Draghi has taken a firm, pro-EU line on Russia’s invasion of Ukraine: sending weapons to Kyiv, backing sanctions on Moscow despite Italy’s heavy reliance on Russian gas, and supporting Ukraine’s hopes of joining the European Union.
But there have been rumblings of unease within his coalition government, which burst into the open on Tuesday with a split in parliament’s biggest party, the Five Star Movement.
Foreign Minister Luigi Di Maio announced he was leaving the party amid disagreements over how Italy should respond to the Ukraine war.
An estimated 60 lawmakers are following him into his breakaway group, named “Together for the Future” – just over a quarter of Five Star’s MPs.
The move risks upsetting the fragile balance of power in Draghi’s coalition government, a year before general elections are due and at a difficult time for Italians battling skyrocketing inflation.
A vote on Wednesday suggested parliament still overwhelmingly backs the premier, with the lower Chamber of Deputies approving by 410 to 29 a resolution supporting the Ukraine policy.

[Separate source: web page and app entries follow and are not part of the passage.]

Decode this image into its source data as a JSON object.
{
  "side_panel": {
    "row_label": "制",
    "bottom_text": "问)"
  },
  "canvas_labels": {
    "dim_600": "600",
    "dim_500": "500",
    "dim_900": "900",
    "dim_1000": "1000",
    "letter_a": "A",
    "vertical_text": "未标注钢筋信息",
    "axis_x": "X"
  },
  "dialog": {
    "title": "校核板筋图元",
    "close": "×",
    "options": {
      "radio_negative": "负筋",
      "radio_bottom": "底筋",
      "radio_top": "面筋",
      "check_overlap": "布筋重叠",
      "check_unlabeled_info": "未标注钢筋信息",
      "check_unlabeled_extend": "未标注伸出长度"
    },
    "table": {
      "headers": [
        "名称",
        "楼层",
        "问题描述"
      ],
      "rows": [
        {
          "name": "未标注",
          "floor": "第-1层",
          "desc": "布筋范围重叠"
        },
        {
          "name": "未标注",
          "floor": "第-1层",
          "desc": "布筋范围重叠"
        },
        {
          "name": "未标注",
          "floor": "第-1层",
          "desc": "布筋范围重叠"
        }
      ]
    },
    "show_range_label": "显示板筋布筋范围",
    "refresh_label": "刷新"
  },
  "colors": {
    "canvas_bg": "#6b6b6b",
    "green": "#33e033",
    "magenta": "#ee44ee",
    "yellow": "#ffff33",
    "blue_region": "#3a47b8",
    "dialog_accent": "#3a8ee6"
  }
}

The Senate similarly approved it on Tuesday.
“Unity is essential in these moments because the decisions that must be taken are very difficult,” Draghi said before Wednesday’s result, which came one day before an EU summit in Brussels begins.
In an uncharacteristically combative address to deputies, Draghi accused those who disagreed with his policy of effectively calling on Kyiv to surrender.
“There is a fundamental difference between two points of view. One is mine – Ukraine must defend itself, and sanctions and the sending of weapons serve this goal,” Draghi said to applause.
“The other point of view is different. Ukraine must not defend itself, we shouldn’t do sanctions, we shouldn’t send armaments, Russia is too strong, why should we take her on, let Ukraine submit.”
Di Maio had made a similar attack on members of his own party at the weekend, paving the way for Tuesday’s defection.
Five Star leader Giuseppe Conte, the country’s former premier, has argued that Italy should focus on a diplomatic solution, warning against getting involved in an escalating arms race.
Conte and Di Maio have been at odds since long before the war, however.
Five Star leader Giuseppe Conte stressed that his party still backed the coalition, saying: “Support for Draghi is not up for discussion.”
Nevertheless, some commentators believe Draghi’s coalition government – involving all main political parties except the far-right Brothers of Italy – will start to splinter ahead of 2023 elections.
The Five Star split is likely to weigh on “the entire political system, starting with Draghi, who is now more shaky than before,” wrote La Stampa columnist Marcello Sorgi.
The defections in Five Star leave the anti-immigration League of Matteo Salvini as the biggest party in parliament, but it too is struggling with waning public support.
Media reports this week suggest this could work in Giorgia Meloni’s favour in the next election – the far-right Brothers of Italy leader is now being touted as potentially becoming the country’s first female prime minister, as her party remains the only one in opposition to Draghi’s coalition.